▸ **What you should do**
Set down the data below in full and exactly, minus the pictures.
### Data records ###
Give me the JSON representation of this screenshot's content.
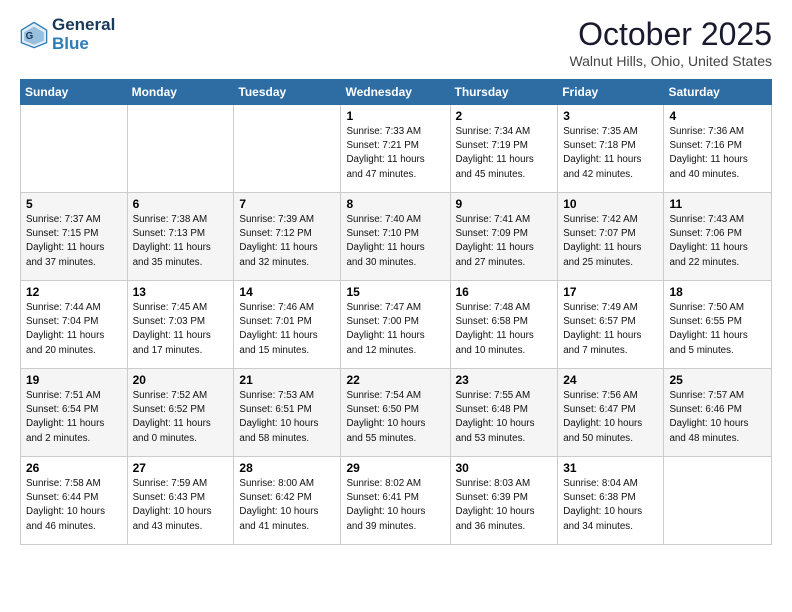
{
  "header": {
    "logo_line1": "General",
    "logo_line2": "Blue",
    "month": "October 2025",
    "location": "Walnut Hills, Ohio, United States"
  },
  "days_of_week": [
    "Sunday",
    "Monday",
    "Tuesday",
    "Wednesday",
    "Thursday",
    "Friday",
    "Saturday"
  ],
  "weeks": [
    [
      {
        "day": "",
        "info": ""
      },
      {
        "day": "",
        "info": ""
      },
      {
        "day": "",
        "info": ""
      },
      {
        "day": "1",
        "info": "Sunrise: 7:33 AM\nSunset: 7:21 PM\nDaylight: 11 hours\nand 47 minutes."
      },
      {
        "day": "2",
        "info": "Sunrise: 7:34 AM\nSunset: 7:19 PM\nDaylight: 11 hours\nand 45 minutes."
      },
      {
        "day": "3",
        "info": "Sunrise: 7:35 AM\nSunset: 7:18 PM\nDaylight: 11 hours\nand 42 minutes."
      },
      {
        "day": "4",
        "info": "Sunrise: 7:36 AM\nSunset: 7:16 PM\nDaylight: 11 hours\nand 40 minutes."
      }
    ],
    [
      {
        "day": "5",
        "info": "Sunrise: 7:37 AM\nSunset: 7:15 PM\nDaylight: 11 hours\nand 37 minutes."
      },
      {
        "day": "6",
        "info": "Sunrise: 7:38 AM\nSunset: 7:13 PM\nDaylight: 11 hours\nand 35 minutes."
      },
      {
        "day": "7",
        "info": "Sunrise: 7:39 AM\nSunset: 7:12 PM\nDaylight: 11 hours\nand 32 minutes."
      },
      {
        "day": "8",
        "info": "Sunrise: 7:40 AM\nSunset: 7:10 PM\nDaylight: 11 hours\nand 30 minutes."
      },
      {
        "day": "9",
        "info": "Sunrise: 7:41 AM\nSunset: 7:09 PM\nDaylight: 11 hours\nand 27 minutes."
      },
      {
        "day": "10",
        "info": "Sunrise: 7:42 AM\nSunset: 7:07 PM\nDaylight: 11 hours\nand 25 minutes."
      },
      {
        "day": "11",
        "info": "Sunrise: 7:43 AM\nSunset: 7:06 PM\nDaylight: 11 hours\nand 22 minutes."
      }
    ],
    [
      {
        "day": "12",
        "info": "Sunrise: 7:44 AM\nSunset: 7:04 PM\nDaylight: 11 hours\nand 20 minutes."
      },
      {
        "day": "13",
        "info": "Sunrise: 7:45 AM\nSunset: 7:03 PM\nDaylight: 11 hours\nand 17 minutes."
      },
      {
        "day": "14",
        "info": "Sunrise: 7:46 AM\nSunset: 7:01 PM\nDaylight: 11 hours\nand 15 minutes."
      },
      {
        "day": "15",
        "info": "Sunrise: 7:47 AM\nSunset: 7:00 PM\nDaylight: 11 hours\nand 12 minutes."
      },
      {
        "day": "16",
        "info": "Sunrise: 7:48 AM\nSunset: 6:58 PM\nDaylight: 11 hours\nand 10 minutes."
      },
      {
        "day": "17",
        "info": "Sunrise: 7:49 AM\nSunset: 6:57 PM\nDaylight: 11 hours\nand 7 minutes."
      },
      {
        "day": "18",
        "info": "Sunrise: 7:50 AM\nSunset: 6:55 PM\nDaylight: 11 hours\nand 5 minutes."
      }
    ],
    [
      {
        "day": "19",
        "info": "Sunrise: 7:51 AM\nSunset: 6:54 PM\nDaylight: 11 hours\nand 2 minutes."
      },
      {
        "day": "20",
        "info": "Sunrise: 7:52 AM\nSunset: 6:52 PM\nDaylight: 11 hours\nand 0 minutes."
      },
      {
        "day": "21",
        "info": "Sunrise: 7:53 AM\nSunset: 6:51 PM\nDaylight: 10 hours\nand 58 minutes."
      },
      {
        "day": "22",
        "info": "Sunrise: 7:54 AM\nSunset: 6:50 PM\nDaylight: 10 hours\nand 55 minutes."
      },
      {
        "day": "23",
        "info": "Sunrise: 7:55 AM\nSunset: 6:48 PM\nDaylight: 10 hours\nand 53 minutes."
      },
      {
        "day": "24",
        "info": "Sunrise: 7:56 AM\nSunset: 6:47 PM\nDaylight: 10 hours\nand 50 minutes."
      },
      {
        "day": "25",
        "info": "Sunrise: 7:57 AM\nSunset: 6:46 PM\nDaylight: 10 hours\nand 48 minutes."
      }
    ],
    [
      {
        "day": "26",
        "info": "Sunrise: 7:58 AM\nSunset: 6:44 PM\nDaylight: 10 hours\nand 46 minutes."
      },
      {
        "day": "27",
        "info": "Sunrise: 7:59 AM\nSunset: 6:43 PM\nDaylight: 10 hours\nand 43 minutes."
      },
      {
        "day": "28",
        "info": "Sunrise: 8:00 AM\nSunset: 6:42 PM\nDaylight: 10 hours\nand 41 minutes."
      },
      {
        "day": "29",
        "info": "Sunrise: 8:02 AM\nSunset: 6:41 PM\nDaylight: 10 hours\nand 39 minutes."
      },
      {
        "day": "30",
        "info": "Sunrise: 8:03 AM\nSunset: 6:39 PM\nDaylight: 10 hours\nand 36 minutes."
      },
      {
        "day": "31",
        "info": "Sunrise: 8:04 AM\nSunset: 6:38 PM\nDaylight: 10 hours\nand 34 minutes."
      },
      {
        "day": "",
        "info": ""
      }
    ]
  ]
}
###
▸ **Result of the exercise**
Give me the JSON representation of this screenshot's content.
{
  "header": {
    "logo_line1": "General",
    "logo_line2": "Blue",
    "month": "October 2025",
    "location": "Walnut Hills, Ohio, United States"
  },
  "days_of_week": [
    "Sunday",
    "Monday",
    "Tuesday",
    "Wednesday",
    "Thursday",
    "Friday",
    "Saturday"
  ],
  "weeks": [
    [
      {
        "day": "",
        "info": ""
      },
      {
        "day": "",
        "info": ""
      },
      {
        "day": "",
        "info": ""
      },
      {
        "day": "1",
        "info": "Sunrise: 7:33 AM\nSunset: 7:21 PM\nDaylight: 11 hours\nand 47 minutes."
      },
      {
        "day": "2",
        "info": "Sunrise: 7:34 AM\nSunset: 7:19 PM\nDaylight: 11 hours\nand 45 minutes."
      },
      {
        "day": "3",
        "info": "Sunrise: 7:35 AM\nSunset: 7:18 PM\nDaylight: 11 hours\nand 42 minutes."
      },
      {
        "day": "4",
        "info": "Sunrise: 7:36 AM\nSunset: 7:16 PM\nDaylight: 11 hours\nand 40 minutes."
      }
    ],
    [
      {
        "day": "5",
        "info": "Sunrise: 7:37 AM\nSunset: 7:15 PM\nDaylight: 11 hours\nand 37 minutes."
      },
      {
        "day": "6",
        "info": "Sunrise: 7:38 AM\nSunset: 7:13 PM\nDaylight: 11 hours\nand 35 minutes."
      },
      {
        "day": "7",
        "info": "Sunrise: 7:39 AM\nSunset: 7:12 PM\nDaylight: 11 hours\nand 32 minutes."
      },
      {
        "day": "8",
        "info": "Sunrise: 7:40 AM\nSunset: 7:10 PM\nDaylight: 11 hours\nand 30 minutes."
      },
      {
        "day": "9",
        "info": "Sunrise: 7:41 AM\nSunset: 7:09 PM\nDaylight: 11 hours\nand 27 minutes."
      },
      {
        "day": "10",
        "info": "Sunrise: 7:42 AM\nSunset: 7:07 PM\nDaylight: 11 hours\nand 25 minutes."
      },
      {
        "day": "11",
        "info": "Sunrise: 7:43 AM\nSunset: 7:06 PM\nDaylight: 11 hours\nand 22 minutes."
      }
    ],
    [
      {
        "day": "12",
        "info": "Sunrise: 7:44 AM\nSunset: 7:04 PM\nDaylight: 11 hours\nand 20 minutes."
      },
      {
        "day": "13",
        "info": "Sunrise: 7:45 AM\nSunset: 7:03 PM\nDaylight: 11 hours\nand 17 minutes."
      },
      {
        "day": "14",
        "info": "Sunrise: 7:46 AM\nSunset: 7:01 PM\nDaylight: 11 hours\nand 15 minutes."
      },
      {
        "day": "15",
        "info": "Sunrise: 7:47 AM\nSunset: 7:00 PM\nDaylight: 11 hours\nand 12 minutes."
      },
      {
        "day": "16",
        "info": "Sunrise: 7:48 AM\nSunset: 6:58 PM\nDaylight: 11 hours\nand 10 minutes."
      },
      {
        "day": "17",
        "info": "Sunrise: 7:49 AM\nSunset: 6:57 PM\nDaylight: 11 hours\nand 7 minutes."
      },
      {
        "day": "18",
        "info": "Sunrise: 7:50 AM\nSunset: 6:55 PM\nDaylight: 11 hours\nand 5 minutes."
      }
    ],
    [
      {
        "day": "19",
        "info": "Sunrise: 7:51 AM\nSunset: 6:54 PM\nDaylight: 11 hours\nand 2 minutes."
      },
      {
        "day": "20",
        "info": "Sunrise: 7:52 AM\nSunset: 6:52 PM\nDaylight: 11 hours\nand 0 minutes."
      },
      {
        "day": "21",
        "info": "Sunrise: 7:53 AM\nSunset: 6:51 PM\nDaylight: 10 hours\nand 58 minutes."
      },
      {
        "day": "22",
        "info": "Sunrise: 7:54 AM\nSunset: 6:50 PM\nDaylight: 10 hours\nand 55 minutes."
      },
      {
        "day": "23",
        "info": "Sunrise: 7:55 AM\nSunset: 6:48 PM\nDaylight: 10 hours\nand 53 minutes."
      },
      {
        "day": "24",
        "info": "Sunrise: 7:56 AM\nSunset: 6:47 PM\nDaylight: 10 hours\nand 50 minutes."
      },
      {
        "day": "25",
        "info": "Sunrise: 7:57 AM\nSunset: 6:46 PM\nDaylight: 10 hours\nand 48 minutes."
      }
    ],
    [
      {
        "day": "26",
        "info": "Sunrise: 7:58 AM\nSunset: 6:44 PM\nDaylight: 10 hours\nand 46 minutes."
      },
      {
        "day": "27",
        "info": "Sunrise: 7:59 AM\nSunset: 6:43 PM\nDaylight: 10 hours\nand 43 minutes."
      },
      {
        "day": "28",
        "info": "Sunrise: 8:00 AM\nSunset: 6:42 PM\nDaylight: 10 hours\nand 41 minutes."
      },
      {
        "day": "29",
        "info": "Sunrise: 8:02 AM\nSunset: 6:41 PM\nDaylight: 10 hours\nand 39 minutes."
      },
      {
        "day": "30",
        "info": "Sunrise: 8:03 AM\nSunset: 6:39 PM\nDaylight: 10 hours\nand 36 minutes."
      },
      {
        "day": "31",
        "info": "Sunrise: 8:04 AM\nSunset: 6:38 PM\nDaylight: 10 hours\nand 34 minutes."
      },
      {
        "day": "",
        "info": ""
      }
    ]
  ]
}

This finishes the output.